In a far galaxy exists a world called Krypton that is on the brink of destruction. The planet is highly unstable and is set to explode in hours. A scientist by the name of Jor-El understands that his doom is near. He decides to put his son Kal-El in a rocket ship and plot a course for the planet called Earth. Years later, Kal-El, who is now named Clark Kent grows up to be an extraordinary talented teen, with gifts that sets him apart from everyone else. After being told his origin from his new parents, he decides to put his gifts to use by helping those in need around the world as Superman.
Superman punches his way into an abandoned factory and makes a startling discovery. He learns that someone has been watching him for a long time. The person has detailed pictures of him as if they're some type of crazed fan. After further investigation, he finds the corpse of a man that has been lying on a table with a snapped neck for six weeks. Superman separates the entire foundation and flies it into space, leaving it slightly above the Earth. He returns to the planet and after a jog with Lois Lane, he goes up against a man strong enough to send him flying with a single blow. Who is this man and what is his secret? -summary
Following the post crisis continuity, Superman: The Man of Steel Volume One was a six part limited series beginning the Man of Steel's life all over again. This second volume picked up where the limited series ended, and spanned across the several Superman issues that were coming out on a weekly basis. The stories are written by both John Byrne and Marv Wolfman, with John Byrne also providing the pencils along with Jerry Ordway. Although not as great as The Man of Steel mini-series, these follow up stories that spread across nine issues are still very good, as they re-introduce a major villain from Supermans rogues gallery, as well as further character development. This trade paper back collects in chronological order; Superman #s 1 - 3, Action Comics #s 584 - 586, and Adventures of Superman #s 424 - 426.

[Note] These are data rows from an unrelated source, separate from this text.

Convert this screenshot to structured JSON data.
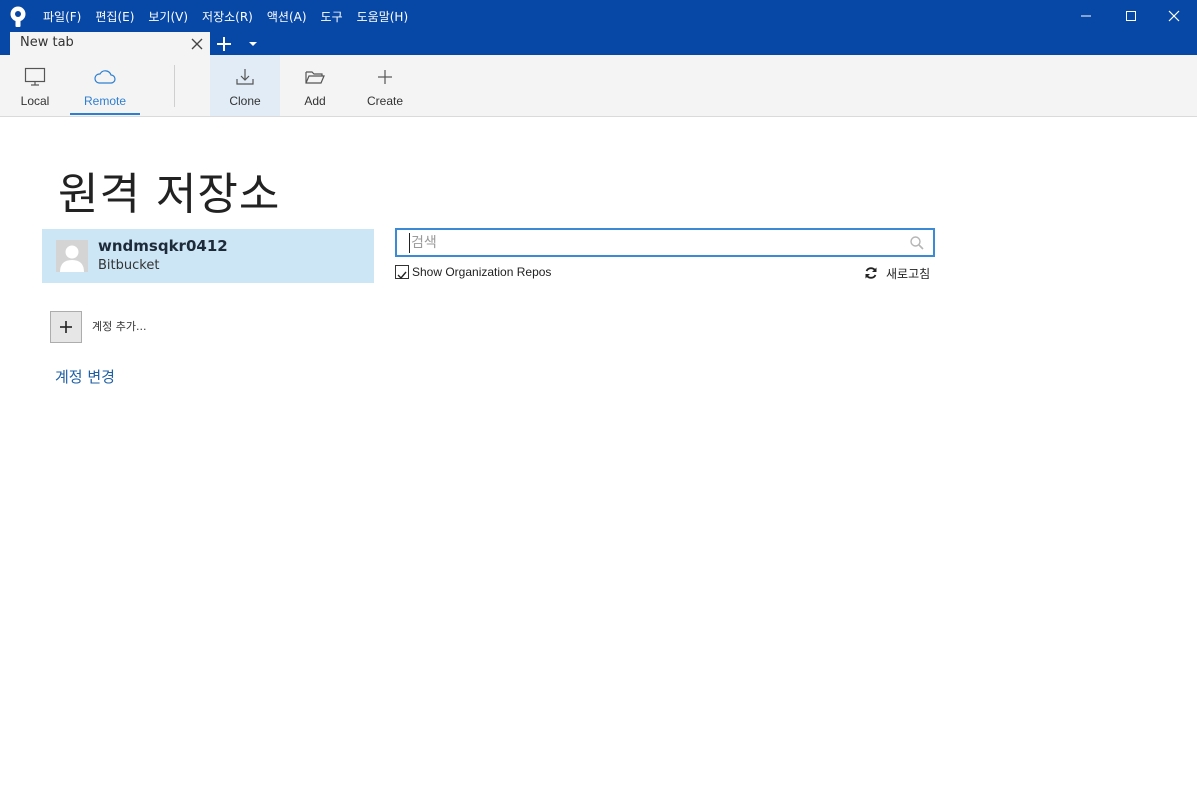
{
  "menu": [
    "파일(F)",
    "편집(E)",
    "보기(V)",
    "저장소(R)",
    "액션(A)",
    "도구",
    "도움말(H)"
  ],
  "tab": {
    "title": "New tab"
  },
  "toolbar": {
    "local": "Local",
    "remote": "Remote",
    "clone": "Clone",
    "add": "Add",
    "create": "Create"
  },
  "page": {
    "title": "원격 저장소"
  },
  "account": {
    "name": "wndmsqkr0412",
    "service": "Bitbucket"
  },
  "add_account": {
    "label": "계정 추가..."
  },
  "change_account": {
    "label": "계정 변경"
  },
  "search": {
    "placeholder": "검색",
    "value": ""
  },
  "options": {
    "show_org_repos": "Show Organization Repos",
    "show_org_repos_checked": true
  },
  "refresh": {
    "label": "새로고침"
  },
  "colors": {
    "titlebar": "#0747a6",
    "accent": "#2e7fd1",
    "selected_card": "#cde6f6",
    "link": "#1f5fa6"
  }
}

The book opens with a bang when the very first issue begins with Superman going head on with Metallo. For those who may not know, this is a man in a robotic body that has a piece of green Kryptonite for a heart. This is the first, or should I say reappearance of the radioactive rock that saps Superman's powers, and is the only known thing that can kill him, in which he learns here. The result is a very brutal fight with a wild ending. The most interesting part to this fight is watching Superman try to overcome this nearly impossible obstacle. The Kryptonite constantly robs him of his strength, and Metallo is free to land one devastating blow after the next. This fight is not only meant to establish Metallo as a very serious threat, but also Superman's unbreakable courage, as he rises time and time again and refuses to be defeated. At least one more major enemy makes an appearance. When Superman finds himself stranded on the planet of Apokolips facing the tyrannical ruler named Darkseid.

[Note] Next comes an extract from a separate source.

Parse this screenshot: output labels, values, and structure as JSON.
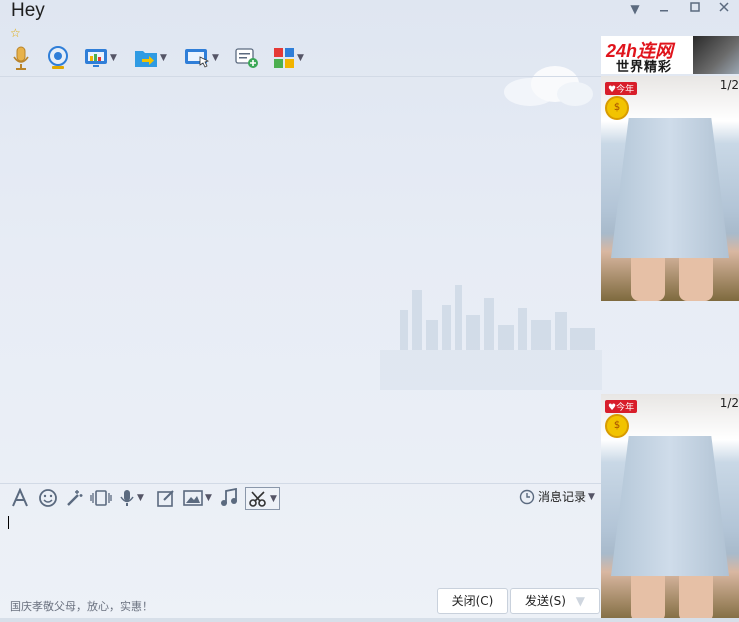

The character development continues with not only Superman, but with his arch-nemesis Lex Luthor. This volume dives even further into his maniacal mind. Luthor truly believes himself to be bigger than life, and he even forces himself upon his female workers. The reader gets a really good grasp on how he thinks. Lois Lane and her personal life is also worked into one of the stories.
I really enjoyed the writing and the many themes that the book examines, giving these stories a feel that separates them from your average comic book. The stories take a look into fanatical terrorism, obsession, manipulation, as well as the mind of a cripple who thinks of himself useless due to his handicap. The writing has an authentic feel and the characters come off as realistic figures that can be sympathized with.
The action panels can be very good with some nice blow for blow exchanges. The artwork is entertaining, plus I feel the character designs and backgrounds are pretty well detailed. In addition, Darkseid is as menacing as he's always been, and his dark world reflects his personality quite nicely.
I think the stories do have their flaws though. I wasn't completely gripped to this book like I was with the previous volume. Superman battled with several uninteresting characters and I felt the fights dragged on a bit. I will admit that at least one had an ending that pretty much made the trip worth it. Still, the trip was tedious no matter how I look at it. I also don't like the formatting at all. The original cover art of the issues are featured in the back of the book. I would have been happier to see them opening up the corresponding stories instead.
The best part I can think of with this collection is that a newbie can jump right in and enjoy the stories. Although highly recommended, the previous volume isn't exactly essential. Overall, Superman: The Man of Steel Volume Two is a very good follow up. The stories can have their slow moments at times, but there's nothing here I would consider to be bad. The graphic novel is 208 pages.